Generally speaking, most bugs go dormant in the winter season - great news for outdoor enthusiasts. (Give a cheer, mosquitoes are gone!) But, there is one disease-carrying bug that still remains a threat to gardeners, campers, hikers and walkers: the black-legged tick.
Although tick activity is high in the warm months beginning in spring, tick bites in winter are common. After all, ticks need blood to survive; and they will seek out humans, pets and livestock to remain active. Studies suggest that deer ticks hide underneath leaves and on firewood to stay insulated during the winter months.

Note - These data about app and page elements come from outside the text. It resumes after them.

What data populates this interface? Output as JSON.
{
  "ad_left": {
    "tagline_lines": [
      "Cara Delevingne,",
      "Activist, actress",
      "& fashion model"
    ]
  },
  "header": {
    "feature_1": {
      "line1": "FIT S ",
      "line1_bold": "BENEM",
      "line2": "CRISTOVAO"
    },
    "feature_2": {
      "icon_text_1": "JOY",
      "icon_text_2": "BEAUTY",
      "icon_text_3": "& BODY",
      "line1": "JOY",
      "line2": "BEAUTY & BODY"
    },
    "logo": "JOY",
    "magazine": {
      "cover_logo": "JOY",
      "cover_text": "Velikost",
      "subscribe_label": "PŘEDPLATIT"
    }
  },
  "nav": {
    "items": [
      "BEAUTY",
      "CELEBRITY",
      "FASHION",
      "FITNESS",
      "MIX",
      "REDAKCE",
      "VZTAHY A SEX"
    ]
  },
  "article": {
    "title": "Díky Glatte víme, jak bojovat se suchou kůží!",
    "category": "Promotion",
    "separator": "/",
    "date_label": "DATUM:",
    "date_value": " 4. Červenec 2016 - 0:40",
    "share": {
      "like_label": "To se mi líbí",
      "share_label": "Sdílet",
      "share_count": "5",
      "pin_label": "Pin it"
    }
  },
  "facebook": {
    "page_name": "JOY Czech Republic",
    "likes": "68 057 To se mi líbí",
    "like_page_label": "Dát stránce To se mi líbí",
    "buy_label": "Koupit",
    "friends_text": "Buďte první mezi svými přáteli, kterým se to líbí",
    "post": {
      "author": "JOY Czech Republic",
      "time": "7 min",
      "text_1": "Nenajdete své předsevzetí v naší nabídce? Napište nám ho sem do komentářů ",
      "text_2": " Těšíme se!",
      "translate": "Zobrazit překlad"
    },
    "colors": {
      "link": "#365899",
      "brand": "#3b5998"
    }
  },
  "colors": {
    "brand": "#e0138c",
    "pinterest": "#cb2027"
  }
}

As long as temperatures are above freezing, tick bites and tick-borne illnesses threaten humans and animals.
"Diseases transmitted by ticks in North America include: Lyme disease, Rocky Mountain spotted fever, Powassan virus, American boutonneuse fever, tularemia, Colorado tick fever, ehrlichiosis, anaplasmosis, babesiosis, relapsing fever, and tick paralysis." (Thought Co. "Do Ticks Bite In Winter?")
This is why individuals need to take precautions to avoid tick bites. The methods from summer still apply in the winter season:
- Wear bright colored clothes to easily spot a tick;
- Perform a thorough tick-check after outdoor activity on both yourself and your pet. For pets, brush through hair and check behind the ears and on legs.
- Carry tick-remover tools to successfully remove a tick. Do not burn the skin or rip out the tick by hand.